§ **App and web page records**

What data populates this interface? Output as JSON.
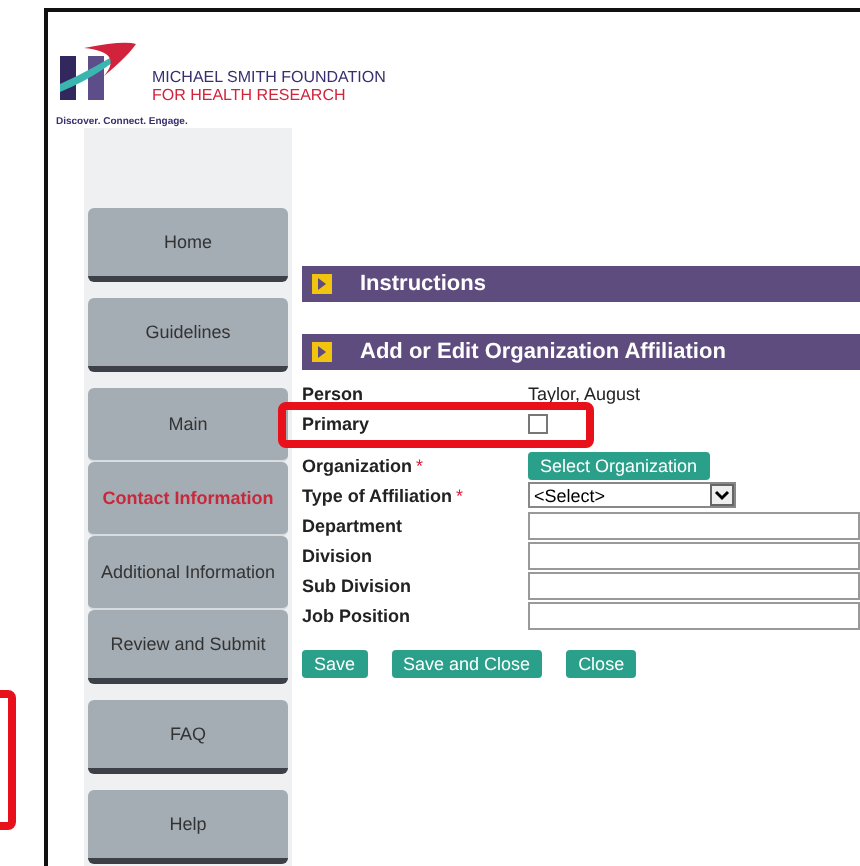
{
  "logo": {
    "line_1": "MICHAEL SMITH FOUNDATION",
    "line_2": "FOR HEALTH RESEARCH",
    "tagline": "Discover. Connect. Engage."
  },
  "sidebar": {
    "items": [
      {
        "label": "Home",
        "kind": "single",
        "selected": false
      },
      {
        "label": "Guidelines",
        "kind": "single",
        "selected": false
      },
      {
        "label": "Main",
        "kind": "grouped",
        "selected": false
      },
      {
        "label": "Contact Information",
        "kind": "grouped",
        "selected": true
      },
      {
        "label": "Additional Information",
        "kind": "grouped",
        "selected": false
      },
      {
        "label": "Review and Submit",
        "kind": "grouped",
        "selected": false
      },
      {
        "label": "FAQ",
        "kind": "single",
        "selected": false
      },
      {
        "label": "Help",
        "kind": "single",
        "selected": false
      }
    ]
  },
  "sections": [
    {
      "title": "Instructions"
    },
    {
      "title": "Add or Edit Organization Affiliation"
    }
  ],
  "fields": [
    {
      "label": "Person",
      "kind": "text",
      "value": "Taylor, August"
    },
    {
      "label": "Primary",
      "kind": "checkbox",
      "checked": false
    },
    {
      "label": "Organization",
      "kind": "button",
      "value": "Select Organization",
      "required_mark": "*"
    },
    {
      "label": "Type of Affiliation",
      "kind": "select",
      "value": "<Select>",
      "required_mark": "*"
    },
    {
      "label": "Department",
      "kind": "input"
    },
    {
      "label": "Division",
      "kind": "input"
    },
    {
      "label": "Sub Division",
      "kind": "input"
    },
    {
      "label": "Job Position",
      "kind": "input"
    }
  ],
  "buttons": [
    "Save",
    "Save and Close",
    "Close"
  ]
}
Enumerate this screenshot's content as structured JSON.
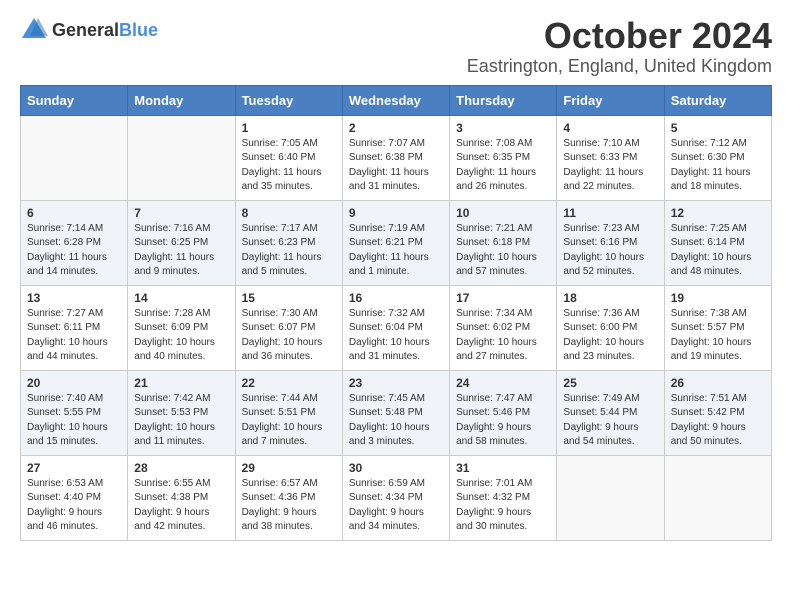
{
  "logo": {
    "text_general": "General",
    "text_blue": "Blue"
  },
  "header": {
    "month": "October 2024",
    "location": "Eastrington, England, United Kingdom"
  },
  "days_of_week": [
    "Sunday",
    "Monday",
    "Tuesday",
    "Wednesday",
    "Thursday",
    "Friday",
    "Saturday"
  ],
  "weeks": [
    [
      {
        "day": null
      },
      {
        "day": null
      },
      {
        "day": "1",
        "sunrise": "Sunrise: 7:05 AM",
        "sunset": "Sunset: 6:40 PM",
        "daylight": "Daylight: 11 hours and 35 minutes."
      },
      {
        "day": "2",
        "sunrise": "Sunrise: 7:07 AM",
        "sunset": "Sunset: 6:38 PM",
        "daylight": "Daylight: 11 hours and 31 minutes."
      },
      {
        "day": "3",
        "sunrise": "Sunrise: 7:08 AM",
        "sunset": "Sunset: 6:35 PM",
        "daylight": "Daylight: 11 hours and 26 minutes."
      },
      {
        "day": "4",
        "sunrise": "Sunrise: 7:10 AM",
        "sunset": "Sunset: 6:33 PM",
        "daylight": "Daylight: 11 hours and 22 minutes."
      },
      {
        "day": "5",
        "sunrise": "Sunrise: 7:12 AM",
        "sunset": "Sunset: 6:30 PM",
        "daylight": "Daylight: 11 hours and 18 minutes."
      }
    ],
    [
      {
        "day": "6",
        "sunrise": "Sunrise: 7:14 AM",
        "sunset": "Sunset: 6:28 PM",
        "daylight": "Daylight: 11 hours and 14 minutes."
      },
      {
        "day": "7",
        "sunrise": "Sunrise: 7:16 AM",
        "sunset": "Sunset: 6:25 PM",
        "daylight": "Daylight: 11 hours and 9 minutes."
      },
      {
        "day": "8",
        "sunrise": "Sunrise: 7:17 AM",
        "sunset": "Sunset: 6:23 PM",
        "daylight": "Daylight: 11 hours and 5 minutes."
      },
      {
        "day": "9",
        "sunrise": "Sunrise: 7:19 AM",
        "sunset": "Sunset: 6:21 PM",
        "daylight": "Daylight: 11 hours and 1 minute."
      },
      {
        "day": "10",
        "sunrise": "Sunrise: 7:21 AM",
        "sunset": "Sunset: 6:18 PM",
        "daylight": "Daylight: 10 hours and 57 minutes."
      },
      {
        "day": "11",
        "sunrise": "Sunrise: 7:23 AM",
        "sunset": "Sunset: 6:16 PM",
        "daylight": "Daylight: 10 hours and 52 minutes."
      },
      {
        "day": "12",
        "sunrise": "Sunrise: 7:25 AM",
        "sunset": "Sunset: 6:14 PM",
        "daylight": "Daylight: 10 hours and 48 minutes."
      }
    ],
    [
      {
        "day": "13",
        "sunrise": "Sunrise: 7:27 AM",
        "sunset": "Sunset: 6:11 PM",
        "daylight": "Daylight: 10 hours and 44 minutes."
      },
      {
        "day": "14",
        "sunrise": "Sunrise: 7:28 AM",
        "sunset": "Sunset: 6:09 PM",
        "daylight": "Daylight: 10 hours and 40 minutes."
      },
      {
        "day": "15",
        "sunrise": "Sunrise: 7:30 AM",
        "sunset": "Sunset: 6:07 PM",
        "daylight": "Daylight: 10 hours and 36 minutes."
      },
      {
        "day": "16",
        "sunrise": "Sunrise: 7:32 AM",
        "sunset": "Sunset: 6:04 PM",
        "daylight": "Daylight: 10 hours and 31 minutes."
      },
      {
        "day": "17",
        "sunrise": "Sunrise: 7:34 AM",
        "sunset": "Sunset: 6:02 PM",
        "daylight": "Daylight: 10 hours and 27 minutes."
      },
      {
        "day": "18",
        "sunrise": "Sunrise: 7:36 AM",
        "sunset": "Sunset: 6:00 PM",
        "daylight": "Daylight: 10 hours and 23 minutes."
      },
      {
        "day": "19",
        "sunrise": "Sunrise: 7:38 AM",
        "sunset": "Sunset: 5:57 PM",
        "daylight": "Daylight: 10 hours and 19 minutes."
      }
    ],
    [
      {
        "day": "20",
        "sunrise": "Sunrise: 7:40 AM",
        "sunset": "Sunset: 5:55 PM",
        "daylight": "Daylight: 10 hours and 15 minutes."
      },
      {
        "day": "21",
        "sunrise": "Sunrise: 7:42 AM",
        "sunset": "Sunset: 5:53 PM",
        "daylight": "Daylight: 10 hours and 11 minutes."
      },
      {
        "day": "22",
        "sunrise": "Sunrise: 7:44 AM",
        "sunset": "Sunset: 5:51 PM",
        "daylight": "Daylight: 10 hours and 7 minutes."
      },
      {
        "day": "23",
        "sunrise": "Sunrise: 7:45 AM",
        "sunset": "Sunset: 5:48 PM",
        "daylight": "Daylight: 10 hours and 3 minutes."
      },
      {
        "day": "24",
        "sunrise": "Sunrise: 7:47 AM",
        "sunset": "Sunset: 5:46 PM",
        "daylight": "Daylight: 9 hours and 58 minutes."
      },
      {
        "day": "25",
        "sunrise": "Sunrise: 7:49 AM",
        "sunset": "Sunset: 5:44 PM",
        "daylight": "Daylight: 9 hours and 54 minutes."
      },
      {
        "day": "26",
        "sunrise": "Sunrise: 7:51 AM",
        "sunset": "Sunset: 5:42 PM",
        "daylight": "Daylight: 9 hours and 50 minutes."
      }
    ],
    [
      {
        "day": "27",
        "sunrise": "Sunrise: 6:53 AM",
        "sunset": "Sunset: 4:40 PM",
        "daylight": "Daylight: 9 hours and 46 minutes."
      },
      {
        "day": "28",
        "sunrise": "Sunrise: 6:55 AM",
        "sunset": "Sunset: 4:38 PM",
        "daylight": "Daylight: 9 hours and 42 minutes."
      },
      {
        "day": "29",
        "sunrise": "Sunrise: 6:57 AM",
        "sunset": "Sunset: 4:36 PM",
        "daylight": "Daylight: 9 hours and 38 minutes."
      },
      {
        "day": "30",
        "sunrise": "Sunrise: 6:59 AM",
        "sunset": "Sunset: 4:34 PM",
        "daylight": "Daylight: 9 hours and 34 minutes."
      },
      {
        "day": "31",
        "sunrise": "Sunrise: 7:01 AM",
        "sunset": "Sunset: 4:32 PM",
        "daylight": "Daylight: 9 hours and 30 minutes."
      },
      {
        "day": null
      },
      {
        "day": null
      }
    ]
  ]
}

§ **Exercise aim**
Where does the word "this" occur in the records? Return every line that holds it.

§ **Response below**
What data populates this interface? Output as JSON.
Enumerate this screenshot's content as structured JSON.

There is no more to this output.